Natchez in Adams County, Mississippi — The American South (East South Central)
Forks of the Road
Erected 1998 by Mississippi Department of Archives and History.
Location. 31° 33.363′ N, 91° 23.089′ W. Marker is in Natchez, Mississippi, in Adams County. Marker is at the intersection of Liberty Road and St Catherine Street and Devereaux Drive (Business U.S. 61), on the left when traveling north on Liberty Road. Click for map. A mile east of downtown Natchez, this is the ancient, three road intersection known as the "Forks of the Road.". Marker is in this post office area: Natchez MS 39120, United States of America.
Other nearby markers. At least 8 other markers are within 2 miles of this marker, measured as the crow flies. Forks of the Road Historical Site (about 300 feet away, measured in a direct line); Jefferson Street Methodist Church (approx. 0.9 miles away); Bud Scott (approx. 1.1 miles away); Temple B'Nai Israel (approx. 1.1 The First Presbyterian Church (approx. 1.1 miles away); Site of Bank of Mississippi (approx. 1.1 miles away); Andrew Marschalk (approx. 1.2 miles away); "The Natchez Burning" (approx. 1.2 miles away). Click for a list of all markers in Natchez.
Related markers. Click here for a list of markers that are related to this marker.
Also see . . .
1. Natchez National Historical Park "The Barber of Natchez". The life of William Johnson, the free mulatto diarist whose antebellum Natchez home is preserved by the National Park Service. (Submitted on January 15, 2008, by Richard E. Miller of Oxon Hill, Maryland.)
2. Natchez National Cemetery. Interment site for hundreds of Afro-American Civil War veterans (USCTs and sailors) including Medal of Honor recipient and Natchez native, Landsman Wilson H. Brown, U.S. Navy. (Submitted on January 16, 2008, by Richard E. Miller of Oxon Hill, Maryland.)

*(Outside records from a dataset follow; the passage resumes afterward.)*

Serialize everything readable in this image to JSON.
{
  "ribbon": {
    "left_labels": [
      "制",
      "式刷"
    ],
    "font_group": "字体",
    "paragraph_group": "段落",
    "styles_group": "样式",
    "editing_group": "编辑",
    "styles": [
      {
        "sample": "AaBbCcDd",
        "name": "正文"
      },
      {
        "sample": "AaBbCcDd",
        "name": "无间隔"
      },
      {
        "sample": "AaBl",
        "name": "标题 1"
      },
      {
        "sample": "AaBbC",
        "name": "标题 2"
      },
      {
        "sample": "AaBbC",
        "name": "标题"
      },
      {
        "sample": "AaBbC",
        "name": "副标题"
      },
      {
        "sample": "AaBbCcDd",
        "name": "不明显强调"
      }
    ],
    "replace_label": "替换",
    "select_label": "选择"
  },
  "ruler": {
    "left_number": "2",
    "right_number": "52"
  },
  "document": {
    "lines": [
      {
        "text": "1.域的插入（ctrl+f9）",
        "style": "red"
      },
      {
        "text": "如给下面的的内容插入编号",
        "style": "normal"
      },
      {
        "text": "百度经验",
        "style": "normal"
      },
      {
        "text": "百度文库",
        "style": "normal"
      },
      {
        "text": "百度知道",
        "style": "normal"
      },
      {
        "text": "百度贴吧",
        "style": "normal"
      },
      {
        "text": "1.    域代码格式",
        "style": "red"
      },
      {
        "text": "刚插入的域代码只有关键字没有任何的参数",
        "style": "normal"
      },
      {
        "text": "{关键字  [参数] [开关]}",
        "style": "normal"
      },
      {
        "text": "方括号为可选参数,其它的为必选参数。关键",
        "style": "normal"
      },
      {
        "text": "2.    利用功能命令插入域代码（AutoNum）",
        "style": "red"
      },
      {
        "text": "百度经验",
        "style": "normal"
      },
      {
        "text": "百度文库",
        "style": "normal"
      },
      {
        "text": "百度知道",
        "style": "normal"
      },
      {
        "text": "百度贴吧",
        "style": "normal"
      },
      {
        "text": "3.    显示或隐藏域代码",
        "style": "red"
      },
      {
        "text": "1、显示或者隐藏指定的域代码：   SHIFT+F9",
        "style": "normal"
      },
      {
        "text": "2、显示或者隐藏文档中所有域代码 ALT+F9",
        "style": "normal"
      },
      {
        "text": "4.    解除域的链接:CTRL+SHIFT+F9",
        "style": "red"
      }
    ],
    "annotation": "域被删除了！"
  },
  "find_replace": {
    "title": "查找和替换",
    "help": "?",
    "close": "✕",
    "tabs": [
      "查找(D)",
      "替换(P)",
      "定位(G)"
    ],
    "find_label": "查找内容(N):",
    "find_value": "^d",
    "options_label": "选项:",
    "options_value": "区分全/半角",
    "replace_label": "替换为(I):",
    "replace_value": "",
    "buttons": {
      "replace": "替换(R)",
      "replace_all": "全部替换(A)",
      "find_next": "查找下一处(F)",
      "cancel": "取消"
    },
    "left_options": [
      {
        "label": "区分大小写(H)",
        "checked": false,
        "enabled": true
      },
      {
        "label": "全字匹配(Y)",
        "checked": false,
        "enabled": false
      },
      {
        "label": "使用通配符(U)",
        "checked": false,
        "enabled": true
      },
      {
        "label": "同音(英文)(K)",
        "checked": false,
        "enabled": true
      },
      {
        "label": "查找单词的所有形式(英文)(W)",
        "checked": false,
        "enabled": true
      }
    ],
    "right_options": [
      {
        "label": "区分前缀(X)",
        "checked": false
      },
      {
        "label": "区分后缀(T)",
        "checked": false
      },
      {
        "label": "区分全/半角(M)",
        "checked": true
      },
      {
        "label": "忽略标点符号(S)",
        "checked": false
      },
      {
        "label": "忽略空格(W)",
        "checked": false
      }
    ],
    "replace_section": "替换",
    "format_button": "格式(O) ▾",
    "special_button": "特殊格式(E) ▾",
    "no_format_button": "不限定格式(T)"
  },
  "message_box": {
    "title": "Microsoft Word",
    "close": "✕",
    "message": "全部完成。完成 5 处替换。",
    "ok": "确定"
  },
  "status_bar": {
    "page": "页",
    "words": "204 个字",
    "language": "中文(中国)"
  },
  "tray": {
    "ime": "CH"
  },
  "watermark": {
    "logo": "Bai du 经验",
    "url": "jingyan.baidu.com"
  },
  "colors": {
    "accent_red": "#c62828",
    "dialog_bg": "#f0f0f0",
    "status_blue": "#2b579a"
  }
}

3. New Signpost at Slavery's Crossroads. New York Times article from December 16, 2004. A fresh look at the history of slavery now occupies a site in Natchez, Miss., where slavery once flourished. (Submitted on December 24, 2008, by Richard E. Miller of Oxon Hill, Maryland.)
4. Smithsonian Magazine Retracing Slavery's Trail of Tears. Includes a photo of this marker. (Submitted on November 16, 2015, by Mark Hilton of Montgomery, Alabama.)
Additional keywords. United States Colored Troops; Cotton culture; Slavery; Forks of the Road Historical Site.
Categories. • African Americans • Antebellum South, US • Landmarks • War, US Civil •
Credits. This page originally submitted on , by Richard E. Miller of Oxon Hill, Maryland. This page has been viewed 5,020 times since then. Last updated on , by Richard E. Miller of Oxon Hill, Maryland. Photos: 1, 2, 3, 4. submitted on , by Richard E. Miller of Oxon Hill, Maryland. • Craig Swain was the editor who published this page. This page was last revised on June 16, 2016.